Sunday, May 23, 2010
This week, Maggie turns 6 years old. Magdalena Harbin-Simpson, as she is called when she is in trouble, is a Yorkshire terrorist, I mean terrier. She's about 6 inches tall, black and gold and beautiful.
Maggie really belongs to my daughter, Holly.
But Holly married Ben in November, so we share custody of Maggie. Holly wants Maggie to continue to enjoy being with Grandy and Pawpaw and our toy poodles, Silvie and Michelle, Queen of the World.
GIZMO (DECEASED), SILVIE, MAGGIE, AND MICHELLE
I know that almost everyone loves his or her dog. Every dog has its own personality and charm. We love our poodles as much as we love Maggie, but Maggie came to our family at a very hard time and has been a real comfort and source of happiness for her Pawpaw as he suffered through the failure of his businesses and the financial hardship that followed.
Any doggie can lift depression if its owner appreciates it But our Maggie is such a strange little girl and so friendly, loving, and funny that she helped my husband (and the rest of us) get through a "rough patch" as her fellow countrymen would say with typical British understatement.
Because Maggie smiles. And those merry smiles amuse us and distract us from our troubles. They are not just the smiling eyes and lowered ears that most dogs do to express happiness and friendliness. She actually lifts her lips and pulls them back in a real toothy smile. She's not the only dog I know of who smiles. We fostered a lab who smiled in the same way, wrinkling her nose quite delightfully. Several friends have told me that their dogs smile, too. It's a greeting, along with submission. Maggie adds sneezing and snorting to her submissive smiles.
Maggie greets EVERYONE she meets. Everyone. In the neighborhood, on a walk, in the park, any dog, person, or cat gets greeted with sneezes, snorts, smiles and her patented, tummy flaunting rollover. It's obvious when Maggie sees someone to greet. Her perky ears flatten, rise up, and flatten again, as she darts in their direction, smiling, sneezing, and snorting "Are you my friends? Can we be friends? I like you, do you like me? Let's be friends! Look! Here's my tummy! Rub my tummy! Do you love me?!!!"
It can be quite overwhelming. Most people just laugh and pet the little long-haired dust moppet. But sometimes small children and dogs are taken aback and retreat behind someone's legs to peer at this noisy whirlygig. Undeterred, Maggie gets up and approaches more slowly, rear-end first, just in case.

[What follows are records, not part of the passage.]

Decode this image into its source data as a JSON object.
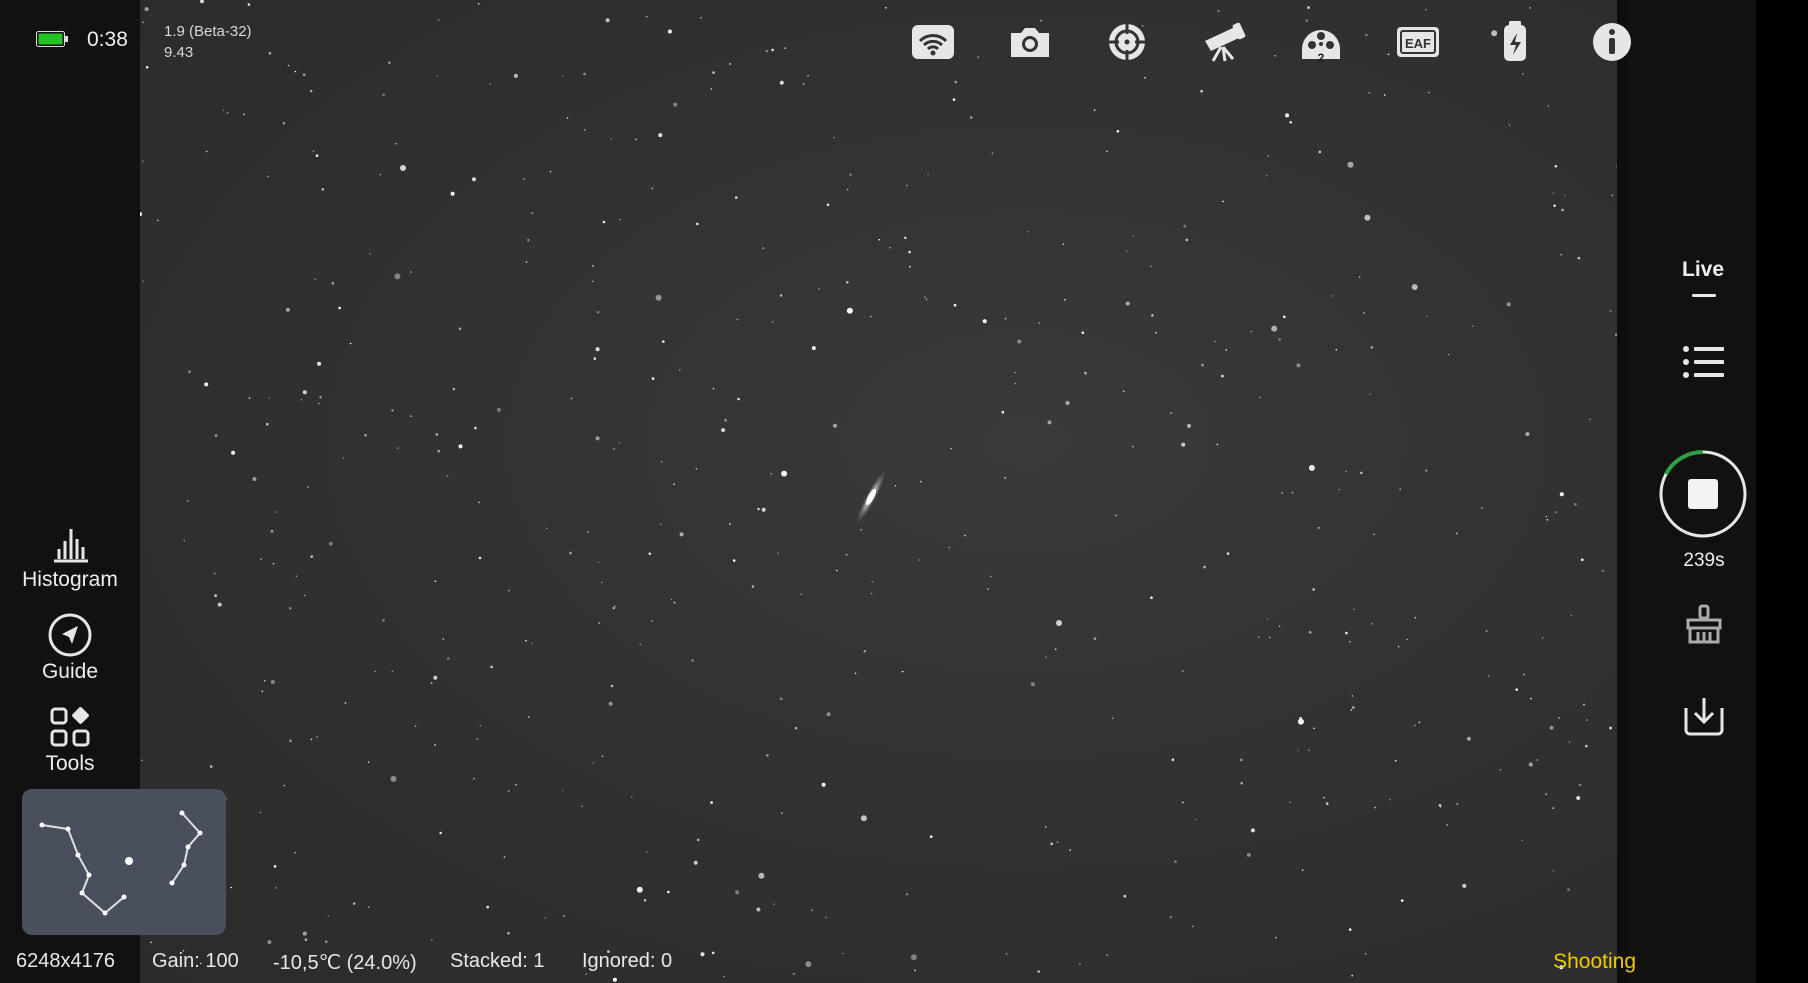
{
  "status": {
    "time": "0:38",
    "battery_color": "#22c322",
    "version": "1.9 (Beta-32)",
    "version_sub": "9.43"
  },
  "top_icons": [
    "wifi-icon",
    "camera-icon",
    "crosshair-icon",
    "telescope-icon",
    "filter-wheel-icon",
    "eaf-icon",
    "power-icon",
    "info-icon"
  ],
  "filter_wheel_badge": "2",
  "eaf_label": "EAF",
  "left_tools": {
    "histogram": "Histogram",
    "guide": "Guide",
    "tools": "Tools"
  },
  "bottom": {
    "resolution": "6248x4176",
    "gain": "Gain: 100",
    "temperature": "-10,5℃ (24.0%)",
    "stacked": "Stacked: 1",
    "ignored": "Ignored: 0",
    "state": "Shooting",
    "state_color": "#f0c800"
  },
  "right": {
    "live_label": "Live",
    "timer": "239s",
    "progress_color": "#2ea043"
  }
}
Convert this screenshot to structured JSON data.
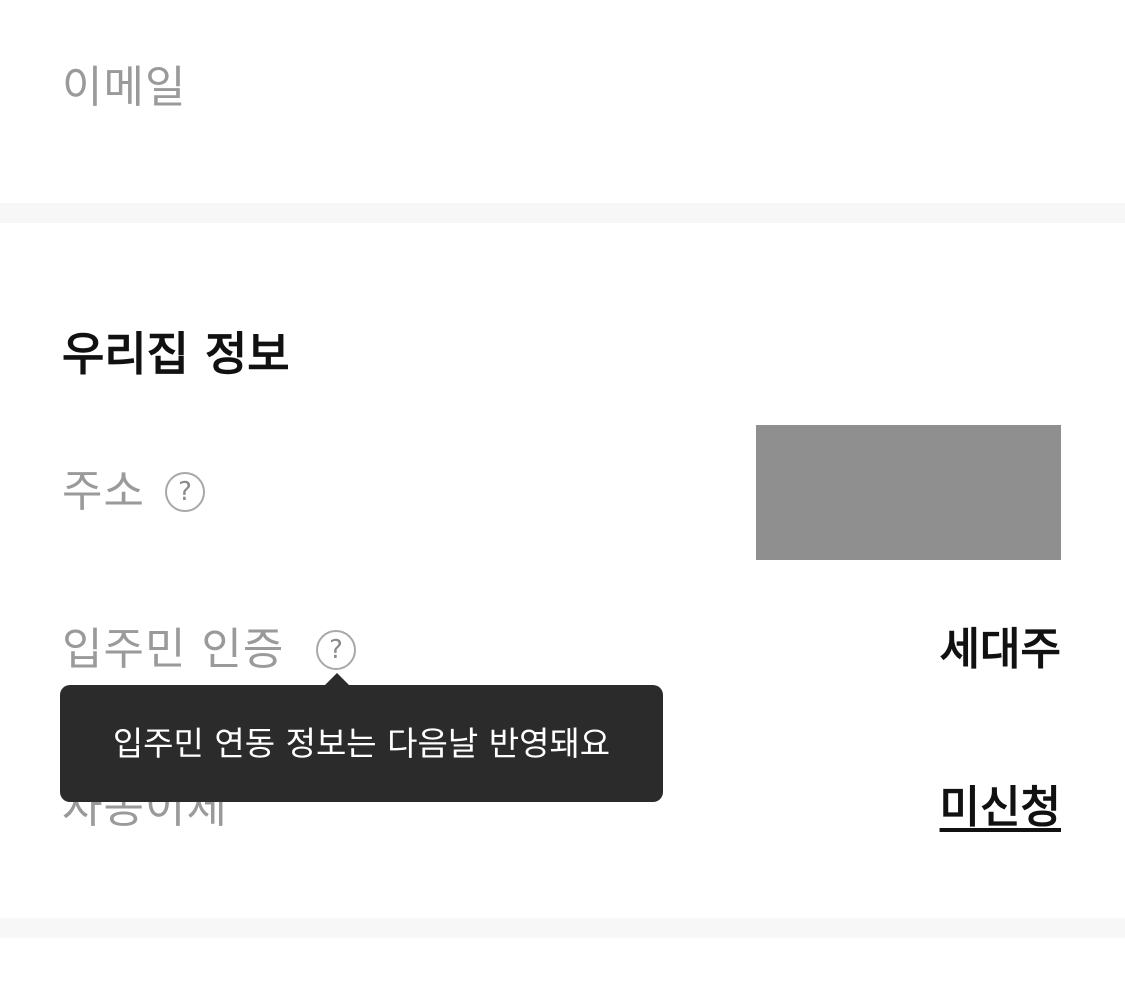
{
  "email": {
    "label": "이메일"
  },
  "home_info": {
    "title": "우리집 정보",
    "address": {
      "label": "주소",
      "help_icon": "?"
    },
    "resident_auth": {
      "label": "입주민 인증",
      "help_icon": "?",
      "value": "세대주"
    },
    "auto_transfer": {
      "label": "자동이체",
      "value": "미신청"
    },
    "tooltip": "입주민 연동 정보는 다음날 반영돼요"
  }
}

A bite on the little hiney is not as painful as a bite on the little nosey, Maggie has learned (from Michelle, Queen of the World).

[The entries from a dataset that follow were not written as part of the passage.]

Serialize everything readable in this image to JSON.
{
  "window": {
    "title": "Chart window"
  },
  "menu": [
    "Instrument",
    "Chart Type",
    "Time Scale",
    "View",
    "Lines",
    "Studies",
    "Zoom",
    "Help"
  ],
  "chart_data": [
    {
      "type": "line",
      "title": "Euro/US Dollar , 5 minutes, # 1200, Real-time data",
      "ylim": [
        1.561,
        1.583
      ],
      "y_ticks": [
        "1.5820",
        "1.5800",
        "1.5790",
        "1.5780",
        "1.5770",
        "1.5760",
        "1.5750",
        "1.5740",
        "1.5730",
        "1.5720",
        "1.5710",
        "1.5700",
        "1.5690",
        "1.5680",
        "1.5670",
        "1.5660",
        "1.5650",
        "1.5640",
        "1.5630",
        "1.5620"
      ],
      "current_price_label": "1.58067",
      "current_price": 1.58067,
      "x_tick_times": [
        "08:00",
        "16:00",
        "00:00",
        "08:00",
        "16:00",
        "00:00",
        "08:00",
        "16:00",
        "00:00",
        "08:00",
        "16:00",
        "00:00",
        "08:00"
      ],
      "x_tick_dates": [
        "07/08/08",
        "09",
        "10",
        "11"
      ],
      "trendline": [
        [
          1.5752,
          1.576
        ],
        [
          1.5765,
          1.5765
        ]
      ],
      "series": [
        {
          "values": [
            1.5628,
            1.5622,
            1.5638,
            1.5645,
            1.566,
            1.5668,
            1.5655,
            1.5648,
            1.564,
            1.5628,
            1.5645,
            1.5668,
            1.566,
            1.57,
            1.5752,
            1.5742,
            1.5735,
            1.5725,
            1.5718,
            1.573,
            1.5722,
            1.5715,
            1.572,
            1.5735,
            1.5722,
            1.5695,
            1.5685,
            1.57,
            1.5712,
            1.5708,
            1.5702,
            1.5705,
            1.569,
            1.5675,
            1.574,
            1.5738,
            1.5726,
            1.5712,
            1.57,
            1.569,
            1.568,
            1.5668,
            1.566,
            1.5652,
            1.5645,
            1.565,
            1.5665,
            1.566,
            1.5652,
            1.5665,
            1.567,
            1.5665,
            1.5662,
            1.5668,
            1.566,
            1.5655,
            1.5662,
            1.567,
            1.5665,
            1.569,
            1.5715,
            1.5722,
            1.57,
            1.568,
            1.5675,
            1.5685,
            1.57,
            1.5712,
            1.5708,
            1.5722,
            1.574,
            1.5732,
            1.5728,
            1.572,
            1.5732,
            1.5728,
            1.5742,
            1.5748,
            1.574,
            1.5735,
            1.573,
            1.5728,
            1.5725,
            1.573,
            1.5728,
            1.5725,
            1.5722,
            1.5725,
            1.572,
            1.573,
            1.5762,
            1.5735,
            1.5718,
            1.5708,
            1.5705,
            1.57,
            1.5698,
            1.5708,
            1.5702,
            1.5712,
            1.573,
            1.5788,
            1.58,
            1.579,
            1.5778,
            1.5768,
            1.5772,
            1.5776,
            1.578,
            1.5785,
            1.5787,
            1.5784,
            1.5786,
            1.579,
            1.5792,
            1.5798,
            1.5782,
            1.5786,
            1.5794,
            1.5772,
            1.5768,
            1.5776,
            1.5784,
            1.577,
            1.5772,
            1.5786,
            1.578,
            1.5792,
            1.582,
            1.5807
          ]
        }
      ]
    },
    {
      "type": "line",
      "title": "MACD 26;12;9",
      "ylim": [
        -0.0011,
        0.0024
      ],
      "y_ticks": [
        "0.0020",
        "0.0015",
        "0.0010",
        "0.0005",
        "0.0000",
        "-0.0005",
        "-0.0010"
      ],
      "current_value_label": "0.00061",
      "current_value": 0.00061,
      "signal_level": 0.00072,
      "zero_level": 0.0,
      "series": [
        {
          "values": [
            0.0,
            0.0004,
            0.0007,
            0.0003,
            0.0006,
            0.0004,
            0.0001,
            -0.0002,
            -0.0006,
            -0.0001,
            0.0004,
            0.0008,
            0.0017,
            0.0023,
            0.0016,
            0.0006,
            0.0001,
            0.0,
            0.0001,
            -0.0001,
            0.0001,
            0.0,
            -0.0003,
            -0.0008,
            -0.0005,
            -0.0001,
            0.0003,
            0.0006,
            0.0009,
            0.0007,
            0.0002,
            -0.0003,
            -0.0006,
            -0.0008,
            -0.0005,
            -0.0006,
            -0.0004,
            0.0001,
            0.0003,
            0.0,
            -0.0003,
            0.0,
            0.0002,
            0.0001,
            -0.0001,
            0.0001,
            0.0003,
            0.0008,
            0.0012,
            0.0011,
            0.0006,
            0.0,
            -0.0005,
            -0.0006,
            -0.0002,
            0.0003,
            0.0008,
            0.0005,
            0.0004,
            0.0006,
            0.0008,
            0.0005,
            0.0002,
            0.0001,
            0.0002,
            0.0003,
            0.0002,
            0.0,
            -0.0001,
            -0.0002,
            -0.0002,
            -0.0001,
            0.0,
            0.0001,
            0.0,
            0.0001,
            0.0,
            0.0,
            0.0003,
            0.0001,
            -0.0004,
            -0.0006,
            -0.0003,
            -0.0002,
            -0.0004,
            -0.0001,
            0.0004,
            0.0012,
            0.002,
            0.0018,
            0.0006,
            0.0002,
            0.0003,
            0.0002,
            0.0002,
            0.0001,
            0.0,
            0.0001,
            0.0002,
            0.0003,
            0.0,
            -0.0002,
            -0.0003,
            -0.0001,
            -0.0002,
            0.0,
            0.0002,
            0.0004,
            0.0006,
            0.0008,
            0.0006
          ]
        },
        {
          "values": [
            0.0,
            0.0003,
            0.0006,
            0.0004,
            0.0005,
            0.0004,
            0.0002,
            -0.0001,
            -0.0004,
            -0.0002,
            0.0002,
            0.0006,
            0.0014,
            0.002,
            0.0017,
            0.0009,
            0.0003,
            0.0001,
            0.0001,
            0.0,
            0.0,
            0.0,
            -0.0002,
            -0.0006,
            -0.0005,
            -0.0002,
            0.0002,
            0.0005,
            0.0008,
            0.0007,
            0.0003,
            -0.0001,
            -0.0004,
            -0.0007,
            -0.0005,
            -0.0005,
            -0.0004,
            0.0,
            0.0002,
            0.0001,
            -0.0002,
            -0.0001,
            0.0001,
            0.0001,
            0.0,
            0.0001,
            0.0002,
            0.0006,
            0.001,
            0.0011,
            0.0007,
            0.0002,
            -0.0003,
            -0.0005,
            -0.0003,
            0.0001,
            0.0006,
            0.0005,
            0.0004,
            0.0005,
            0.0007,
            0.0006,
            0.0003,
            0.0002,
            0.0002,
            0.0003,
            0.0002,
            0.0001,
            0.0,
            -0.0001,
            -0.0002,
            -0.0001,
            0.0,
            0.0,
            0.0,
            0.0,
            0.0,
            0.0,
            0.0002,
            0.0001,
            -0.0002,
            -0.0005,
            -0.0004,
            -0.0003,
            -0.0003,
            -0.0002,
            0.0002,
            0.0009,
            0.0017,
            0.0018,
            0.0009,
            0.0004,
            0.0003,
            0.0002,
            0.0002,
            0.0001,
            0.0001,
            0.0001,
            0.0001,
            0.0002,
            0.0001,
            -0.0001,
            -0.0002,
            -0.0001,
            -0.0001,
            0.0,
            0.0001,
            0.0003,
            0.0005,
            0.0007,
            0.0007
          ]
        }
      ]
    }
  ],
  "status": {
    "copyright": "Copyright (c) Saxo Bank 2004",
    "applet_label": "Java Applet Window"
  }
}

Of course, nobody can be so good all the time, even Maggie. She has a fear-hate relationship with our cat, Hobbs. Hobbs is a huge tom cat. He routinely stalks and attacks Maggie and Silvie, the smaller poodle. Michelle, Queen of the World, is VERY serious about her dignity and stature and has taught Hobbs to leave her totally alone. But Maggie is ambivalent - sometimes being scared of Hobbs and sometimes stalking him and chasing him through the house. IF he will run from her.
Sometimes Maggie skulks around and suddenly attacks Hobbs -- and he just stands there glaring "I don't THINK so!" Then Maggie veers away and finds a great need to smell the leg of a chair to cover her embarrassment. She hadn't meant to chase the cat, anyway; he was just in her path as she went to smell the compelling odor on the chair.
Maggie has other oddities, too. When she was a little puppy we lived in a two-storey home. The stairs were taller than Maggie. She learned pretty quickly to climb up the stairs, but going back down scared her. At first, she would stand at the top of the steps and cry until someone came to rescue her. Later, she took matters into her own hands - er paws. First she would stand at the top of the stairs growling menacingly to intimidate the staircase. Then Maggie would "sled" down the carpeted stairs on her tummy with her front legs in front of her and her hind legs stuck out behind, growling all the way. Apparently the steps were sufficiently bullied, as Maggie always arrived safely at the bottom.
Another unusual trait of Maggie's: From puppyhood she has naturally sat up on her haunches. We taught our poodles to "beg" in this position, but Maggie routinely pulls herself up in what we call "prairie dog" position, stands all the way up, and lowers herself back to "prairie dog" without ever touching down with her front feet. Maybe Yorkies have exceptional balance or maybe it's just Maggie.
I believe that Maggie sometimes pictures herself as a much bigger dog. When she hears her "sisters" barking outside, she trots officiously through the house on her stubby little legs, with her "nubbie" (her cropped tail) sticking straight up through her back hair, creating a "rooster tail," barking her Rottweiler bark "Roo-quough," giving every indication that she is on the way to take care of whatever needs to be straightened out. Of course, if there is a person or dog out there, she begins her smiley, snorty, sneezey routine and rolls over to display her belly.
Soon Maggie will come to stay with her Pawpaw for a few days and cheer up the whole household with her antics. We are looking forward to seeing her -- and the cat is just ecstatic.